For example, one member in the chapter could meet the requirements with exemplary service to our Sisterhood. For 15 years, she could have perfect attendance, she could have Friendly Ventured a new chapter; she is one all members could depend on to always be there for them. This member gives when others can't (or choose not to); she participates in council activities, serves on special committees, gives tireless efforts serving on chapter and/or council committees, contributes in numerous ways to her sisters, the organization as a whole and finds ways to serve her community as well. Another member could be active with regular attendance and devotion to the ideals. Nothing more. Period. Both convey faithfulness, steady and earnest efforts and loyalty -- albeit, in different ways.
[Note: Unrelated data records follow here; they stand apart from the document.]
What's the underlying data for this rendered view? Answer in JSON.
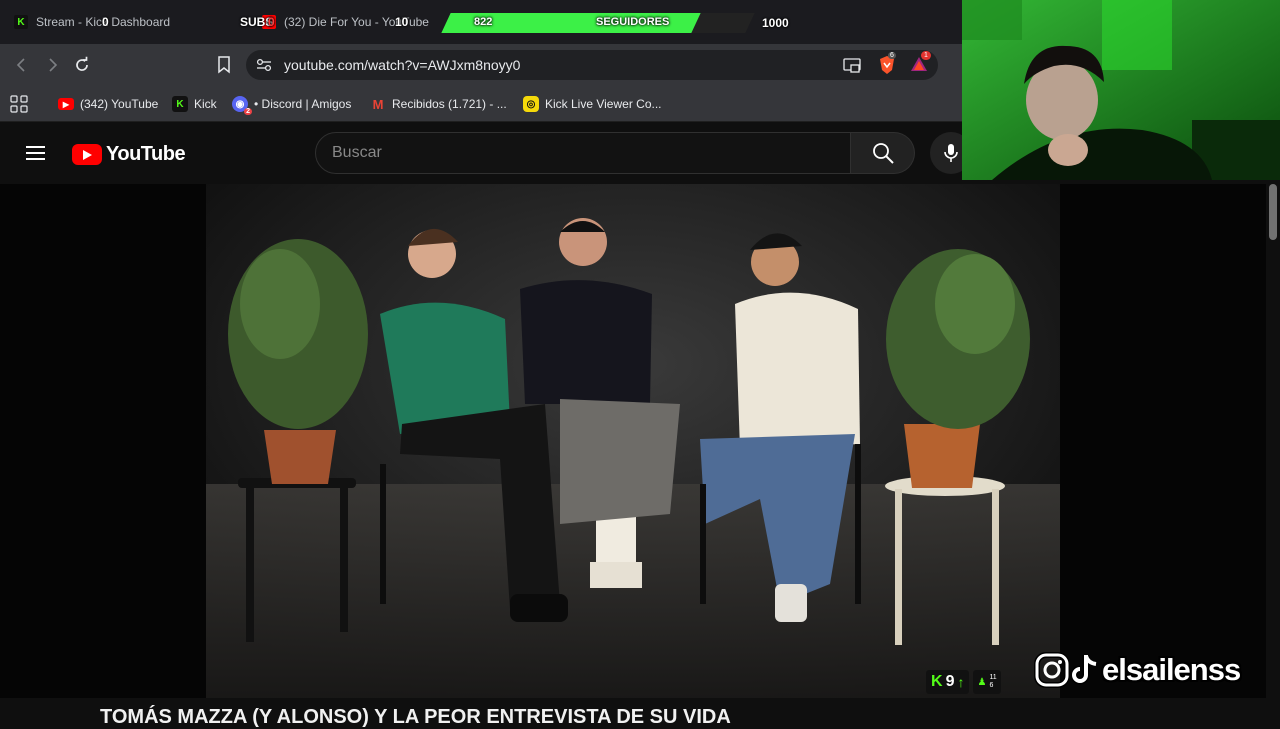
{
  "tabs": [
    {
      "label": "Stream - Kick Dashboard",
      "icon": "kick-icon"
    },
    {
      "label": "(32) Die For You - YouTube",
      "icon": "youtube-icon"
    }
  ],
  "overlay": {
    "counter_a": "0",
    "subs_label": "SUBS",
    "subs_count": "0",
    "counter_b": "10",
    "followers_current": "822",
    "followers_label": "SEGUIDORES",
    "followers_goal": "1000",
    "followers_progress": 0.822,
    "accent": "#3cf047"
  },
  "browser": {
    "url": "youtube.com/watch?v=AWJxm8noyy0",
    "brave_count": "6",
    "rewards_count": "1"
  },
  "bookmarks": [
    {
      "label": "(342) YouTube",
      "icon": "youtube-icon"
    },
    {
      "label": "Kick",
      "icon": "kick-icon"
    },
    {
      "label": "• Discord | Amigos",
      "icon": "discord-icon",
      "badge": "2"
    },
    {
      "label": "Recibidos (1.721) - ...",
      "icon": "gmail-icon"
    },
    {
      "label": "Kick Live Viewer Co...",
      "icon": "kick-viewer-icon"
    }
  ],
  "youtube": {
    "logo_text": "YouTube",
    "search_placeholder": "Buscar",
    "video_title": "TOMÁS MAZZA (Y ALONSO) Y LA PEOR ENTREVISTA DE SU VIDA"
  },
  "kick_badge": {
    "viewers": "9",
    "top": "11",
    "bottom": "6"
  },
  "social": {
    "handle": "elsailenss"
  },
  "colors": {
    "kick_green": "#53fc18",
    "youtube_red": "#ff0000"
  }
}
As pointed out to me, attending meetings and actively participating in Beta Sigma Phi for 15 years deserves recognition in itself and International gives tacit approval to every good thought and deed of a member. The members who give more (than just attending meetings) not only receive the honor of Order of the Rose after 15 years, but gather on their journey a richness of experience and the reward of knowing they have given the best that was in them. And, they are recognized for a job very well done! It's a matter of personal growth and achievement. As stated in our Pledge Ritual, the Love of our Sisterhood and the Fellowship of Beta Sigma Phi . . . enriches most who gives the most. It's individual choice. Those who give most receive most.
To confirm the candidate's eligibility for Order of the Rose, a Resolution form or petition (secured from the International Office), is to be signed by two-thirds of the active members of the chapter or city council. Members sign their names on the form for those whom they believe eligible.
Some might think that if a member does nothing more than attend meetings, she probably shouldn't be rewarded with this honor. When you stop to think about it though, 15 years of attending meetings and actively participating (I believe this is the key) in an organization has to be worth something! Devotion and dedication to the ideals are enough alone. I would venture to say, however, that a member with 15 years of active participation would be contributing a lot more than just attending meetings! In fact, I recall a member in my own Exemplar chapter some years ago. She is not one who would or made significant contributions to the success of the chapter year after year, or Beta Sigma Phi for that matter. But, she was always there. We could always depend on her to be present for whatever the occasion. She was one we knew we could always count on. And, that was her way, perhaps the only way, she had of contributing. After 15 years, we did sign the Resolution form for her to receive the Order of the Rose. And she was deeply touched and so very grateful. Her appreciation for this special honor is something I will never forget. The thought of that particular Founder's Day all these years later still warms my heart.
Others who believe you have to make innumerable contributions to sorority before you can receive the Order of the Rose know they can and are rewarded in other ways and probably have been, i.e., chosen as Woman of the Year, given special awards for achievement, recognition for service, honors, etc.
The Order of the Rose Degree is Beta Sigma Phi's Honorary degree. Long service to the sorority and outstanding devotion to its ideals qualify a member to receive this high honor in Beta Sigma Phi.
I have great faith and trust in the membership and know, when asked to do the right thing, sorority sisters can always be counted on to do just that! After all, they are Beta Sigma Phi! If members in your chapter (or city council) believe a sister is worthy of the honor of Order of the Rose, they will confer it upon her.
To download Order of the Rose Attribute Cards, click here